By the time one gets to junmai daiginjo milled to 50 percent, those flavor characteristics “become more refined and delicate in texture, with floral and fruity notes on the nose and palate,” Stefanski said.
RED’s list currently includes 16 sakes representing seven different styles.
The lightest, sweetest and lowest in alcohol are the sparkling sakes. Bunny Sparkling Sake ($18/ 300 mL) flavored with a Japanese cousin of the lemon called yuzu was very light and a bit sweet with tiny, spritzy bubbles.
RED bar manager Rob Johnson likes to start sake newbies out with nigori sake, another sweeter style. Kurosawa ($11 for 5 ounces/ $18 for 9 ounces) was cloudy and almost creamy, more rustic than some of the pricier bottles.

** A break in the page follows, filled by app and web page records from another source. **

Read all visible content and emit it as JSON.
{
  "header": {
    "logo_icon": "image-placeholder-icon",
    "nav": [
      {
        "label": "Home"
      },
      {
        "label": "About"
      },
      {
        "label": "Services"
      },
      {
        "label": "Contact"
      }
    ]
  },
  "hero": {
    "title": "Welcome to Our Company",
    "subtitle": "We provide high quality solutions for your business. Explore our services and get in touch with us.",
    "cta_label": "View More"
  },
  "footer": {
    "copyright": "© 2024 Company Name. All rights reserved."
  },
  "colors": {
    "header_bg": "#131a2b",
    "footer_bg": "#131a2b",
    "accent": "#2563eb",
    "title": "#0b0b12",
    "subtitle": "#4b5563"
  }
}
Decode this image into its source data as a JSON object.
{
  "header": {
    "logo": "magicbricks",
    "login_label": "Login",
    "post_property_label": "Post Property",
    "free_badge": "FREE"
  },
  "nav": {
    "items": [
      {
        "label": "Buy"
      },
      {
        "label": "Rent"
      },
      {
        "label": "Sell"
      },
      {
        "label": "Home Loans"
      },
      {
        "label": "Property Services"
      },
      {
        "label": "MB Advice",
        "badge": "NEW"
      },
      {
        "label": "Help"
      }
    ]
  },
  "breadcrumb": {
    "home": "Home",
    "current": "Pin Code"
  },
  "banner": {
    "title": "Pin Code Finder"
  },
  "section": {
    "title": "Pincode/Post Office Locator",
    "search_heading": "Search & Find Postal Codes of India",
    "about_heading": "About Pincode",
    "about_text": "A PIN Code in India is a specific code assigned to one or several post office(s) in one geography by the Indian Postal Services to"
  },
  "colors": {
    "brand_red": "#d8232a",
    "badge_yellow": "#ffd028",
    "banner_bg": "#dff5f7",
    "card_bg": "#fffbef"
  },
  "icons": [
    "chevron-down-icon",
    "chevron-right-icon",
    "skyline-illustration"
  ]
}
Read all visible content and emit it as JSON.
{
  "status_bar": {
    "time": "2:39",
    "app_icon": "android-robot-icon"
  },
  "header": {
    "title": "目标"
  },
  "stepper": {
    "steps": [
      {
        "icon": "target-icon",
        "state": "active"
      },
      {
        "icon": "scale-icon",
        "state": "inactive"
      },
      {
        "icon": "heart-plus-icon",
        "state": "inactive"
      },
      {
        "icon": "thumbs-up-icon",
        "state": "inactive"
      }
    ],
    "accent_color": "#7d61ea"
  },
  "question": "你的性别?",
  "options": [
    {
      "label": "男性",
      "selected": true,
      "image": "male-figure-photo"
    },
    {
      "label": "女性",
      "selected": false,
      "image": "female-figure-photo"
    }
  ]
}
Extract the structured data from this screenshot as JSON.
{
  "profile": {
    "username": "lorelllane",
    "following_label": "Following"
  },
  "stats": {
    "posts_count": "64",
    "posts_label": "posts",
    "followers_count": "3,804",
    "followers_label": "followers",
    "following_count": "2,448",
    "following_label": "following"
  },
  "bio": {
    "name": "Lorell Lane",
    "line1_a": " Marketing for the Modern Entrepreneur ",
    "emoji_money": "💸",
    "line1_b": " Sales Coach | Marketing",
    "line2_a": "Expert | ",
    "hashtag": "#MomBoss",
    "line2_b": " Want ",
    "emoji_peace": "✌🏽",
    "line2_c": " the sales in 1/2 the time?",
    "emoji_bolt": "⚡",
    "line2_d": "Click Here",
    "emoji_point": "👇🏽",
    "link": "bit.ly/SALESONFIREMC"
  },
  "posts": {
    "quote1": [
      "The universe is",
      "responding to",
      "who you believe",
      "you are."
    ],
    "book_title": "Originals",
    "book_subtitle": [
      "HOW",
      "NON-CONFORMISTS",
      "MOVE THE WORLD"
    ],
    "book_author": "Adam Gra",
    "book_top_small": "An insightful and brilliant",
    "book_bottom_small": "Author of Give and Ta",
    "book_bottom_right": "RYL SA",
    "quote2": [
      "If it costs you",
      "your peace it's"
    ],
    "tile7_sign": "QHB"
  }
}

“It’s one of those niche things people are just starting to learn,” Johnson said. “A lot of restaurants use complicated words to describe things, so people feel pretension behind it.”
For diners who know a little more, that’s when he suggests a sake to pair better with the food they order. For example, honjozo sakes can be more assertive.
One honjozo, the Kikusui Fungaushi ($16 200 mL can), is described on the menu as “like banana bread in a glass.” Johnson said that he’s inclined to serve it with cucumber over ice to tame a little of its burn.
Even more savory was the Oni no shitaburui ($14 5 ounces/ $27 9 ounces), is a “super dank” honjozo sake with creamy, nutty flavors. The name translates to “devil’s wagging tongue” and the sake itself had more pronounced alcohol and a richer, fuller body.
“This is something I would recommend with our rolls,” Zhykharevich said. “If you order a super volcano roll, or other crazy ones with a lot of sweet, spicy sauce, this is what I would recommend with that.
“It would just go together with the craziness in your mouth. I want tempura with this sake. Something rich … indulgent.”
By contrast, a junmai daiginjo sake called Dessai 50 ($17 5 ounces/$32 9 ounces) is “so clean, it has to go with just pure fish, to just wash the soy sauce out of your mouth,” Zhykharevich said. “It stays clean.”
Ginjo and junmai daiginjo sakes often have refined, more complex flavors, Johnson said. These are also the sakes that can stand on their own. A junmai daiginjo called Wakatake ($16 5 ounces/$26 9 ounces) offered flavors of melon and a fresh, floral nose.
A junmai ginjo called Amabuki Himawari ($16 5 ounces/$30 9 ounces), translated as “Sunflower,” was simply lovely, with a lightly citrus aroma and a crisp, complex finish. It had a toasty quality to it, like good Champagne.
Stefanski offered a helpful pairing for those more accustomed to wine. Those who like richer, heavier wines (cabernet sauvignon, merlot, petit sirah) might go for junmai and honjozo sake.
Sauvignon blanc and rosé drinkers may gravitate toward ginjo and daiginjo because of “their crispness and delicacy.” Folks who like things a little sweeter should try nigori and bubbles.
The most important message the team at RED has is simple: Just try it.
“Don’t be afraid to ask,” Zhykharevich said. “It’s the same as with wine … different varieties can be sweet, it can be dry, it can be full bodied or lighter bodied. People are still so timid to try it.”